THE DATA START

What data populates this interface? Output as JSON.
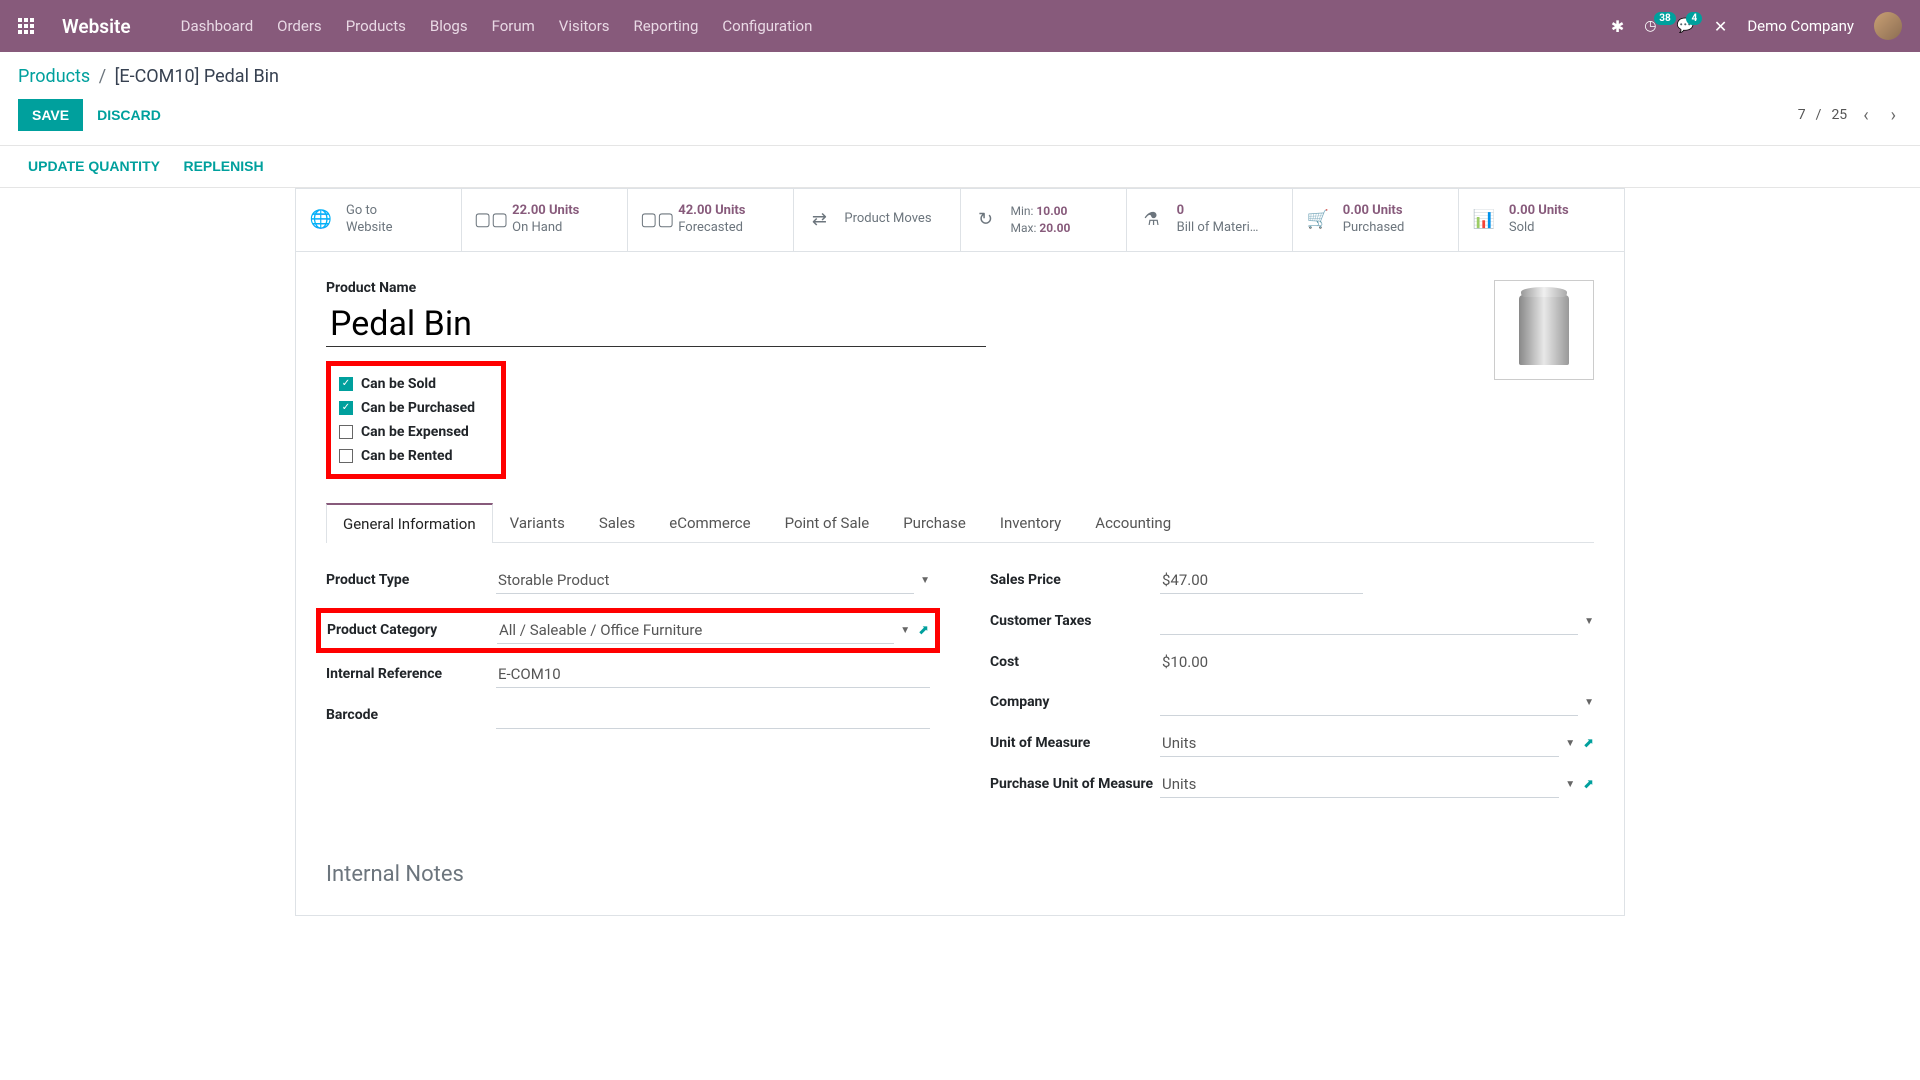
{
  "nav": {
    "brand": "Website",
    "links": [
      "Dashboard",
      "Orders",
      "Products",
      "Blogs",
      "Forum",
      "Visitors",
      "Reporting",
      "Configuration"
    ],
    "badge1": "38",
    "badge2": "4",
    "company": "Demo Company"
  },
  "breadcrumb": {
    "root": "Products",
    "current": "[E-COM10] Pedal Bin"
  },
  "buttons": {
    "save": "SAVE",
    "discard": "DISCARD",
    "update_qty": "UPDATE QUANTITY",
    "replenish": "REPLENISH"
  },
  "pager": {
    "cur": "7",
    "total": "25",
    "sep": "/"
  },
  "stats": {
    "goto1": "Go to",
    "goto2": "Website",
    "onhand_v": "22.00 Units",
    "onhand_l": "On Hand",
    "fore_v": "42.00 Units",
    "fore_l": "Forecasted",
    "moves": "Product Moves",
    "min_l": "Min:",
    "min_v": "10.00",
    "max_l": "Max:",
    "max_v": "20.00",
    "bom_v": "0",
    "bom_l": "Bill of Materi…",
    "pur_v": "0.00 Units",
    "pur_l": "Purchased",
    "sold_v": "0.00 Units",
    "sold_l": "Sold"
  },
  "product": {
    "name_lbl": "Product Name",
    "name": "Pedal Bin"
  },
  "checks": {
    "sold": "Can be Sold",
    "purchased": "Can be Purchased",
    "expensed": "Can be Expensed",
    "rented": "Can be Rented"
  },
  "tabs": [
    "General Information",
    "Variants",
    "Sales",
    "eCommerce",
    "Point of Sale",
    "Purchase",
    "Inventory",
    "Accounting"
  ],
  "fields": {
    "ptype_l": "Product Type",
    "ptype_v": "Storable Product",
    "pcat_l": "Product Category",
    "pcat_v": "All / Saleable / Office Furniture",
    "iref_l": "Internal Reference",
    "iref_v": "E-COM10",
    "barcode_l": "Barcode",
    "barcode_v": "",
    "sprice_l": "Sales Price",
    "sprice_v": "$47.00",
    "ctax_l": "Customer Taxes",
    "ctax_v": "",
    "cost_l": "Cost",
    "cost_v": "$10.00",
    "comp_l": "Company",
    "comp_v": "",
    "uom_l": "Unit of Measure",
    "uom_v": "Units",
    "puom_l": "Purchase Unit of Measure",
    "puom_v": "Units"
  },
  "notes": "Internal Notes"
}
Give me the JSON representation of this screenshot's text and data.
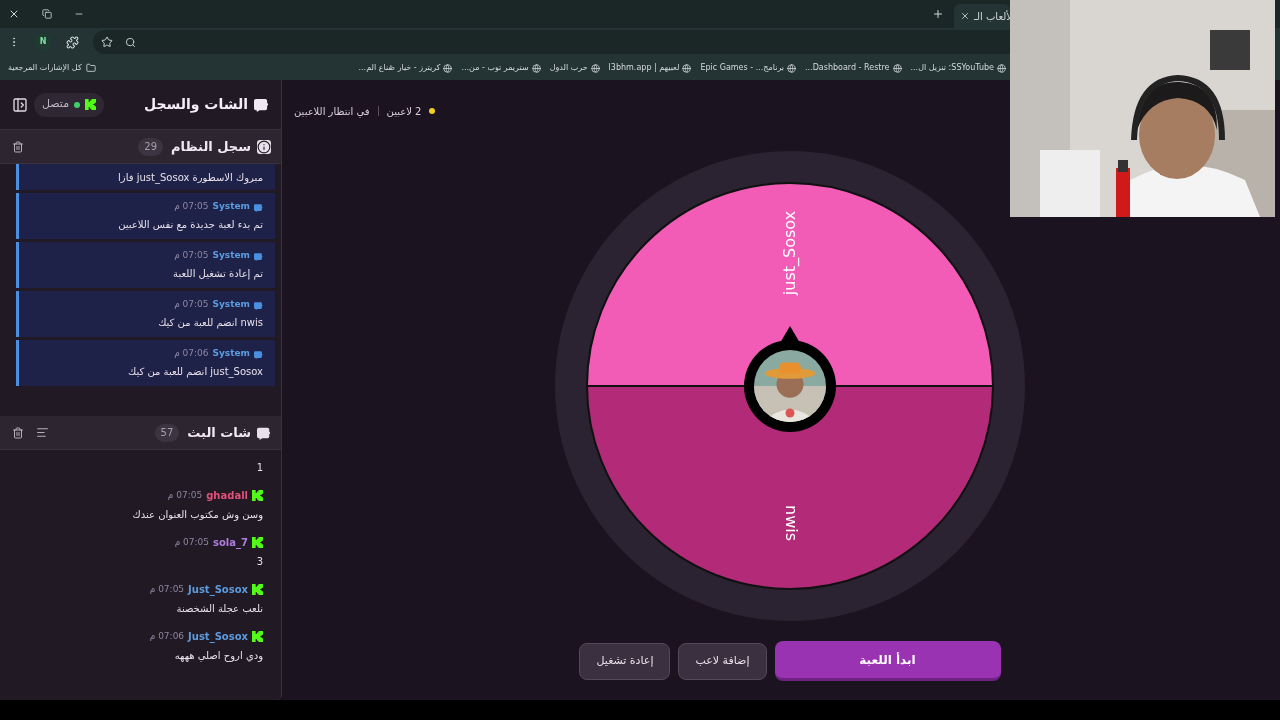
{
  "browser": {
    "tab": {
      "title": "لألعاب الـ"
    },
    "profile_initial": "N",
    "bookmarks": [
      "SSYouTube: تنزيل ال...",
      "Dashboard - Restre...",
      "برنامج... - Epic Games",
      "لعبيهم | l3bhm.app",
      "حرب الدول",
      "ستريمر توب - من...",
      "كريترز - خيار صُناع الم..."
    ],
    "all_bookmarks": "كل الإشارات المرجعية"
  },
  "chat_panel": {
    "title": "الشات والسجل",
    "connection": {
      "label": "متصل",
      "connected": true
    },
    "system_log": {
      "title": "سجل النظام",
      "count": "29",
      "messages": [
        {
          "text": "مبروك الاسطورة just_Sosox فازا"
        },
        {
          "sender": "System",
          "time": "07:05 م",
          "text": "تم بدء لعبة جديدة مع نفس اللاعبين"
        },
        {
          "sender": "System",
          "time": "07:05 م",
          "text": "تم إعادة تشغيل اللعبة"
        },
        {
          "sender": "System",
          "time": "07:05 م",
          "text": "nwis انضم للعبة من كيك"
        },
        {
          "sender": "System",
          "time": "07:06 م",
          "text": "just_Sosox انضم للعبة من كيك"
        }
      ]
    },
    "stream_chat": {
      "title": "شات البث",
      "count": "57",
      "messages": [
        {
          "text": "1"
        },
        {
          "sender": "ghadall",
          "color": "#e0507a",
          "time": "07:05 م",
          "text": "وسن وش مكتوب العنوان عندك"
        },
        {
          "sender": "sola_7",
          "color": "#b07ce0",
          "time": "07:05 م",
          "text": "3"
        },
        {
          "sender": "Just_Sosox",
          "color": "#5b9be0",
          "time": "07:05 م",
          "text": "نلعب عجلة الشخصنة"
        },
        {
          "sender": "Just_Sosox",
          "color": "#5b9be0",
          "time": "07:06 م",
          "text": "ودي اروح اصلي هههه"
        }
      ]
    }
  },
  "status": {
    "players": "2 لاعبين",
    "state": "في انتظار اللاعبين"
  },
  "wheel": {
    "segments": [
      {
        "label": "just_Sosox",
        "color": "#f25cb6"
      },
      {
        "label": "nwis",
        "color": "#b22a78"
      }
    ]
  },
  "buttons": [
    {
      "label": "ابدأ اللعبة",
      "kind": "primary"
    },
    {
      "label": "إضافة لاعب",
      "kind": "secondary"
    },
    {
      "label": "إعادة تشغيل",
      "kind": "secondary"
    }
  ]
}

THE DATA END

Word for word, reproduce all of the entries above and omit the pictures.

TASK OUTPUT:
What data populates this interface? Output as JSON.
{
  "nav": {
    "brand": "Website",
    "links": [
      "Dashboard",
      "Orders",
      "Products",
      "Blogs",
      "Forum",
      "Visitors",
      "Reporting",
      "Configuration"
    ],
    "badge1": "38",
    "badge2": "4",
    "company": "Demo Company"
  },
  "breadcrumb": {
    "root": "Products",
    "current": "[E-COM10] Pedal Bin"
  },
  "buttons": {
    "save": "SAVE",
    "discard": "DISCARD",
    "update_qty": "UPDATE QUANTITY",
    "replenish": "REPLENISH"
  },
  "pager": {
    "cur": "7",
    "total": "25",
    "sep": "/"
  },
  "stats": {
    "goto1": "Go to",
    "goto2": "Website",
    "onhand_v": "22.00 Units",
    "onhand_l": "On Hand",
    "fore_v": "42.00 Units",
    "fore_l": "Forecasted",
    "moves": "Product Moves",
    "min_l": "Min:",
    "min_v": "10.00",
    "max_l": "Max:",
    "max_v": "20.00",
    "bom_v": "0",
    "bom_l": "Bill of Materi…",
    "pur_v": "0.00 Units",
    "pur_l": "Purchased",
    "sold_v": "0.00 Units",
    "sold_l": "Sold"
  },
  "product": {
    "name_lbl": "Product Name",
    "name": "Pedal Bin"
  },
  "checks": {
    "sold": "Can be Sold",
    "purchased": "Can be Purchased",
    "expensed": "Can be Expensed",
    "rented": "Can be Rented"
  },
  "tabs": [
    "General Information",
    "Variants",
    "Sales",
    "eCommerce",
    "Point of Sale",
    "Purchase",
    "Inventory",
    "Accounting"
  ],
  "fields": {
    "ptype_l": "Product Type",
    "ptype_v": "Storable Product",
    "pcat_l": "Product Category",
    "pcat_v": "All / Saleable / Office Furniture",
    "iref_l": "Internal Reference",
    "iref_v": "E-COM10",
    "barcode_l": "Barcode",
    "barcode_v": "",
    "sprice_l": "Sales Price",
    "sprice_v": "$47.00",
    "ctax_l": "Customer Taxes",
    "ctax_v": "",
    "cost_l": "Cost",
    "cost_v": "$10.00",
    "comp_l": "Company",
    "comp_v": "",
    "uom_l": "Unit of Measure",
    "uom_v": "Units",
    "puom_l": "Purchase Unit of Measure",
    "puom_v": "Units"
  },
  "notes": "Internal Notes"
}
Give me the JSON representation of this screenshot's text and data.
{
  "browser": {
    "tab": {
      "title": "لألعاب الـ"
    },
    "profile_initial": "N",
    "bookmarks": [
      "SSYouTube: تنزيل ال...",
      "Dashboard - Restre...",
      "برنامج... - Epic Games",
      "لعبيهم | l3bhm.app",
      "حرب الدول",
      "ستريمر توب - من...",
      "كريترز - خيار صُناع الم..."
    ],
    "all_bookmarks": "كل الإشارات المرجعية"
  },
  "chat_panel": {
    "title": "الشات والسجل",
    "connection": {
      "label": "متصل",
      "connected": true
    },
    "system_log": {
      "title": "سجل النظام",
      "count": "29",
      "messages": [
        {
          "text": "مبروك الاسطورة just_Sosox فازا"
        },
        {
          "sender": "System",
          "time": "07:05 م",
          "text": "تم بدء لعبة جديدة مع نفس اللاعبين"
        },
        {
          "sender": "System",
          "time": "07:05 م",
          "text": "تم إعادة تشغيل اللعبة"
        },
        {
          "sender": "System",
          "time": "07:05 م",
          "text": "nwis انضم للعبة من كيك"
        },
        {
          "sender": "System",
          "time": "07:06 م",
          "text": "just_Sosox انضم للعبة من كيك"
        }
      ]
    },
    "stream_chat": {
      "title": "شات البث",
      "count": "57",
      "messages": [
        {
          "text": "1"
        },
        {
          "sender": "ghadall",
          "color": "#e0507a",
          "time": "07:05 م",
          "text": "وسن وش مكتوب العنوان عندك"
        },
        {
          "sender": "sola_7",
          "color": "#b07ce0",
          "time": "07:05 م",
          "text": "3"
        },
        {
          "sender": "Just_Sosox",
          "color": "#5b9be0",
          "time": "07:05 م",
          "text": "نلعب عجلة الشخصنة"
        },
        {
          "sender": "Just_Sosox",
          "color": "#5b9be0",
          "time": "07:06 م",
          "text": "ودي اروح اصلي هههه"
        }
      ]
    }
  },
  "status": {
    "players": "2 لاعبين",
    "state": "في انتظار اللاعبين"
  },
  "wheel": {
    "segments": [
      {
        "label": "just_Sosox",
        "color": "#f25cb6"
      },
      {
        "label": "nwis",
        "color": "#b22a78"
      }
    ]
  },
  "buttons": [
    {
      "label": "ابدأ اللعبة",
      "kind": "primary"
    },
    {
      "label": "إضافة لاعب",
      "kind": "secondary"
    },
    {
      "label": "إعادة تشغيل",
      "kind": "secondary"
    }
  ]
}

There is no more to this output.